Adaptive reuse has played an integral part in the revitalization of the nation’s more urban areas, particularly those in the Northeast region of the country where many historic buildings’ initial purpose has become extinct. There is a large inventory of these structures (industrial plants, factories, warehouses, refineries, ‘’downtowns,’’ etc.), sitting vacant and in poor condition, which continue to be a blight on their community. With a high demand for urban space and short supply of land in these areas, investors and developers are increasingly looking at adaptive reuse of existing buildings as an enticing option.
Risk-adverse developers and building owners are opting to repurpose older buildings. In some situations, it is more financially and intrinsically advantageous to repurpose an existing building than it is to knock it down and replace it with another. In the next 10 years, 90 percent of U.S. construction will occur on existing buildings (both renovation of existing spaces and the adaptive reuse of an existing building), partially due in part to the fact that it is generally faster, more cost effective and more sustainable than building a structure on a greenfield.
On the most basic level, adaptive reuse can save on overall building design, material and construction costs. In general, these buildings have great foundations, facades and structurally strong frameworks, which can remain intact, while containing an abundance of existing core and shell space that can be quickly and cost effectively renovated to serve the needs of non-traditional tenants. With minimal space reconfigurations, a former warehouse could be perfectly suited for residential tenants who desire urban loft apartments.

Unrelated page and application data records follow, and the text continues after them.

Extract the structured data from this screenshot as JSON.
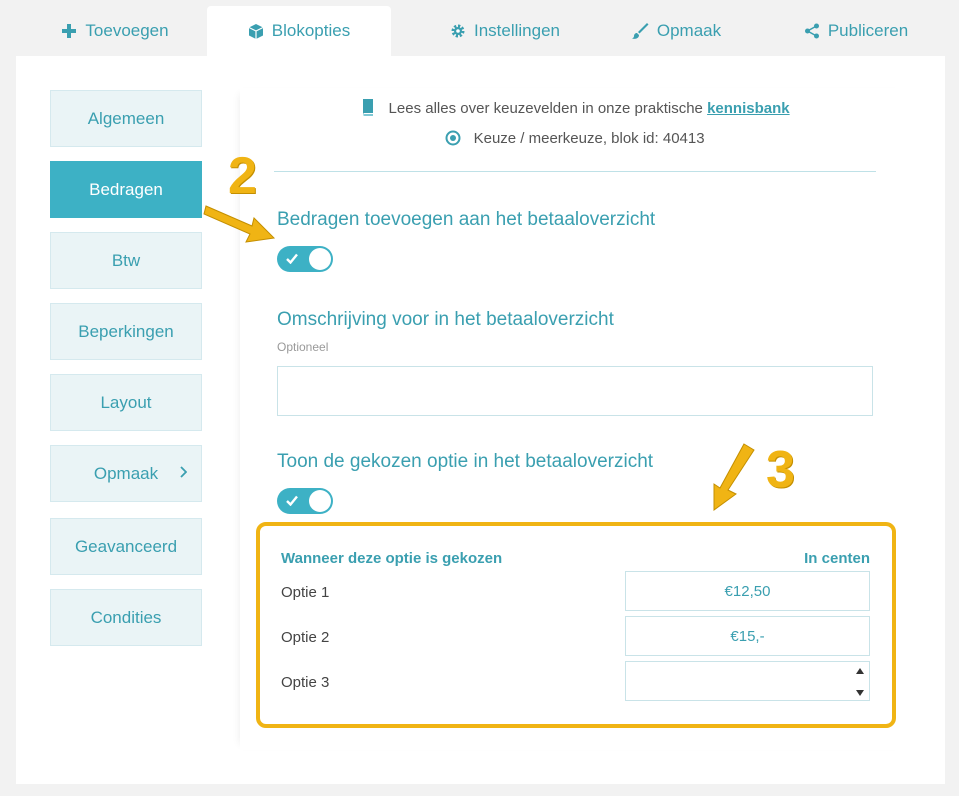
{
  "tabs": [
    {
      "label": "Toevoegen",
      "icon": "plus-icon"
    },
    {
      "label": "Blokopties",
      "icon": "cube-icon",
      "active": true
    },
    {
      "label": "Instellingen",
      "icon": "gear-icon"
    },
    {
      "label": "Opmaak",
      "icon": "brush-icon"
    },
    {
      "label": "Publiceren",
      "icon": "share-icon"
    }
  ],
  "sidebar": {
    "items": [
      {
        "label": "Algemeen"
      },
      {
        "label": "Bedragen",
        "active": true
      },
      {
        "label": "Btw"
      },
      {
        "label": "Beperkingen"
      },
      {
        "label": "Layout"
      },
      {
        "label": "Opmaak",
        "has_submenu": true
      },
      {
        "label": "Geavanceerd"
      },
      {
        "label": "Condities"
      }
    ]
  },
  "info": {
    "kb_text": "Lees alles over keuzevelden in onze praktische",
    "kb_link": "kennisbank",
    "block_type": "Keuze / meerkeuze, blok id: 40413"
  },
  "section_amounts": {
    "title": "Bedragen toevoegen aan het betaaloverzicht",
    "toggle_on": true
  },
  "section_description": {
    "title": "Omschrijving voor in het betaaloverzicht",
    "hint": "Optioneel",
    "value": ""
  },
  "section_show_option": {
    "title": "Toon de gekozen optie in het betaaloverzicht",
    "toggle_on": true
  },
  "options_table": {
    "header_left": "Wanneer deze optie is gekozen",
    "header_right": "In centen",
    "rows": [
      {
        "label": "Optie 1",
        "value": "€12,50"
      },
      {
        "label": "Optie 2",
        "value": "€15,-"
      },
      {
        "label": "Optie 3",
        "value": ""
      }
    ]
  },
  "annotations": {
    "step_2": "2",
    "step_3": "3",
    "color": "#f0b414"
  },
  "colors": {
    "accent": "#3db1c5",
    "accent_text": "#3a9fb0",
    "highlight": "#f0b414"
  }
}
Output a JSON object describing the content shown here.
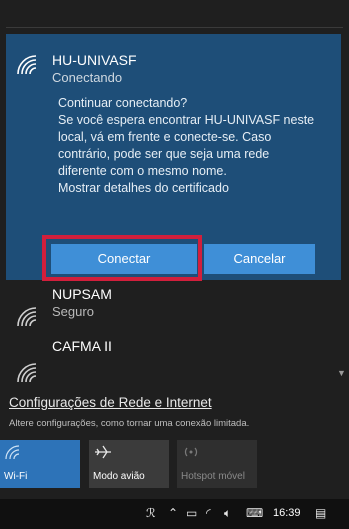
{
  "selected_network": {
    "name": "HU-UNIVASF",
    "status": "Conectando",
    "message_lines": [
      "Continuar conectando?",
      "Se você espera encontrar HU-UNIVASF neste",
      "local, vá em frente e conecte-se. Caso",
      "contrário, pode ser que seja uma rede",
      "diferente com o mesmo nome.",
      "Mostrar detalhes do certificado"
    ],
    "connect_label": "Conectar",
    "cancel_label": "Cancelar",
    "highlight_color": "#d21f3c"
  },
  "other_networks": [
    {
      "name": "NUPSAM",
      "status": "Seguro"
    },
    {
      "name": "CAFMA II",
      "status": ""
    }
  ],
  "settings": {
    "link": "Configurações de Rede e Internet",
    "description": "Altere configurações, como tornar uma conexão limitada."
  },
  "quick_actions": [
    {
      "label": "Wi-Fi",
      "icon": "wifi-icon",
      "active": true
    },
    {
      "label": "Modo avião",
      "icon": "airplane-icon",
      "active": false
    },
    {
      "label": "Hotspot móvel",
      "icon": "hotspot-icon",
      "active": false
    }
  ],
  "taskbar": {
    "time": "16:39",
    "icons": [
      "people-icon",
      "chevron-up-icon",
      "battery-icon",
      "wifi-icon",
      "volume-icon",
      "keyboard-icon",
      "action-center-icon"
    ]
  },
  "colors": {
    "accent": "#3f8fd7",
    "selected_bg": "#1e4e78",
    "tile_active": "#2d73b8"
  }
}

While the benefits of adaptive reuse are varied for developers and building owners, investors and managers, incentives that are federally and locally offered for preserving and re-using these unique structures can make the project more economically feasible. There are a variety of grants and credits available to increase the attractiveness of rehabilitating an existing obsolete structure, including historical preservation, brownfields (if the site is found to be contaminated), urban enterprise zone program (available in New Jersey), federal rehabilitation credits and state and local tax credits.
The intrinsic values that can come as a result of adaptive reuse include larger scale urban revitalization, public approval of a building formerly considered blight on the community and the promotion of continued sustainable development. The repurposing of one building can springboard further rehabilitations. An example of this would be the redevelopment of an existing space into a theater, museum or other tourist attraction. This one project could heighten the need for lodging and restaurants in the same formerly underutilized area, creating more opportunities for developers and building owners of adjacent properties, while positively impacting the local economy.
The success of any redevelopment project hinges on the ability of the structure to attract and retain tenants. For this generation of consumers who want to “live, work and play” in urban areas and in spaces that are not only functional and sustainable, but also have character, an adaptive reuse project is an ideal solution.
Untapped opportunity lies before us in the existing building stock in this country. While adaptive reuse has the potential to help revitalize neighborhoods and promote sustainable development, the appeal of the unique personality and history behind adaptive reuse projects may be a worthwhile investment for developers in itself.